-- Extracted material follows --
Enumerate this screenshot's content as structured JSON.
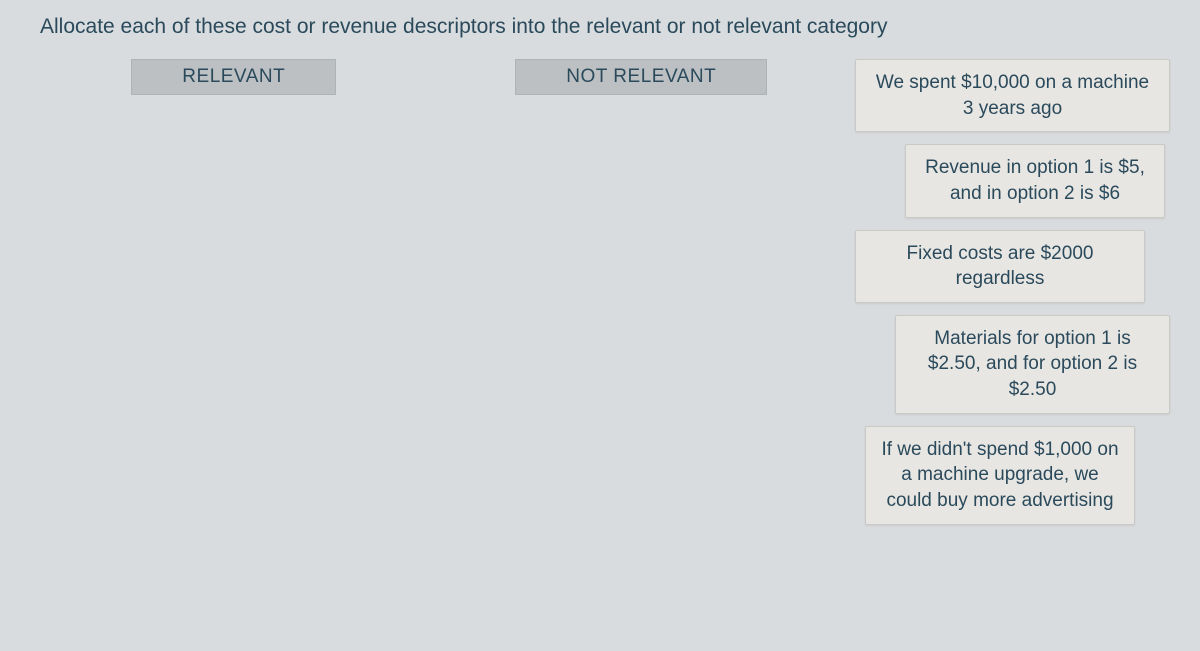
{
  "question": "Allocate each of these cost or revenue descriptors into the relevant or not relevant category",
  "columns": {
    "relevant": "RELEVANT",
    "not_relevant": "NOT RELEVANT"
  },
  "items": [
    "We spent $10,000 on a machine 3 years ago",
    "Revenue in option 1 is $5, and in option 2 is $6",
    "Fixed costs are $2000 regardless",
    "Materials for option 1 is $2.50, and for option 2 is $2.50",
    "If we didn't spend $1,000 on a machine upgrade, we could buy more advertising"
  ]
}
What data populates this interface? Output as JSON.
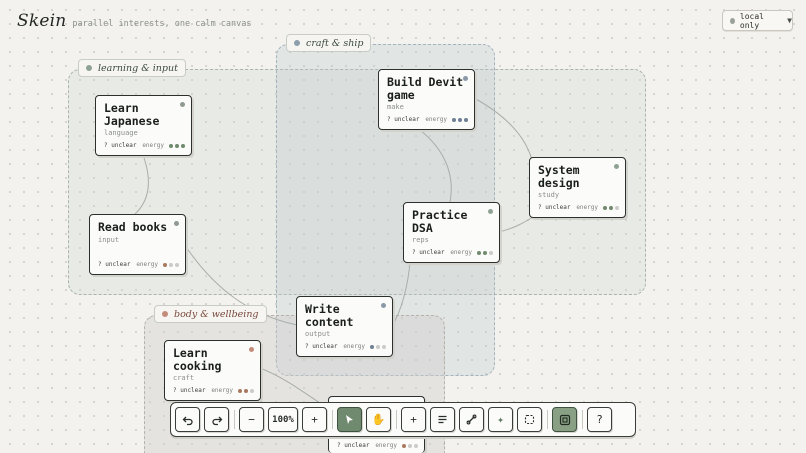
{
  "app": {
    "name": "Skein",
    "tagline": "parallel interests, one calm canvas"
  },
  "mode": {
    "label": "local only",
    "status_color": "#9aa198"
  },
  "groups": [
    {
      "label": "learning & input",
      "color": "#8ea293"
    },
    {
      "label": "craft & ship",
      "color": "#8d9fae"
    },
    {
      "label": "body & wellbeing",
      "color": "#c38b79"
    }
  ],
  "cards": [
    {
      "id": "learn-japanese",
      "title": "Learn Japanese",
      "tag": "language",
      "status": "? unclear",
      "energy_label": "energy",
      "energy_level": 3,
      "dot_color": "#8f9a90"
    },
    {
      "id": "read-books",
      "title": "Read books",
      "tag": "input",
      "status": "? unclear",
      "energy_label": "energy",
      "energy_level": 1,
      "dot_color": "#8f9a90"
    },
    {
      "id": "build-devit-game",
      "title": "Build Devit game",
      "tag": "make",
      "status": "? unclear",
      "energy_label": "energy",
      "energy_level": 3,
      "dot_color": "#8a99a8"
    },
    {
      "id": "practice-dsa",
      "title": "Practice DSA",
      "tag": "reps",
      "status": "? unclear",
      "energy_label": "energy",
      "energy_level": 2,
      "dot_color": "#8ea293"
    },
    {
      "id": "system-design",
      "title": "System design",
      "tag": "study",
      "status": "? unclear",
      "energy_label": "energy",
      "energy_level": 2,
      "dot_color": "#8ea293"
    },
    {
      "id": "write-content",
      "title": "Write content",
      "tag": "output",
      "status": "? unclear",
      "energy_label": "energy",
      "energy_level": 1,
      "dot_color": "#8a99a8"
    },
    {
      "id": "learn-cooking",
      "title": "Learn cooking",
      "tag": "craft",
      "status": "? unclear",
      "energy_label": "energy",
      "energy_level": 2,
      "dot_color": "#c38b79"
    },
    {
      "id": "hidden-card",
      "title": "",
      "tag": "",
      "status": "? unclear",
      "energy_label": "energy",
      "energy_level": 1,
      "dot_color": "#c38b79"
    }
  ],
  "energy_colors": {
    "on_green": "#6f8a6e",
    "on_blue": "#6f7f96",
    "on_brown": "#a9785f",
    "off": "#c9ccc7"
  },
  "toolbar": {
    "zoom_label": "100%",
    "buttons": [
      {
        "name": "undo-button",
        "icon": "undo-icon"
      },
      {
        "name": "redo-button",
        "icon": "redo-icon"
      },
      {
        "name": "zoom-out-button",
        "icon": "minus-icon"
      },
      {
        "name": "zoom-reset-button",
        "icon": "zoom-level"
      },
      {
        "name": "zoom-in-button",
        "icon": "plus-icon"
      },
      {
        "name": "select-tool-button",
        "icon": "cursor-icon",
        "active": true
      },
      {
        "name": "pan-tool-button",
        "icon": "hand-icon"
      },
      {
        "name": "add-card-button",
        "icon": "plus-icon"
      },
      {
        "name": "add-note-button",
        "icon": "lines-icon"
      },
      {
        "name": "connect-button",
        "icon": "link-icon"
      },
      {
        "name": "sparkle-button",
        "icon": "sparkle-icon"
      },
      {
        "name": "group-button",
        "icon": "dashed-square-icon"
      },
      {
        "name": "focus-button",
        "icon": "frame-icon",
        "active": true
      },
      {
        "name": "help-button",
        "icon": "question-icon"
      }
    ]
  }
}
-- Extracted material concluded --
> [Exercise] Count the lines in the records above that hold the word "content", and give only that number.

> [The completed task] 3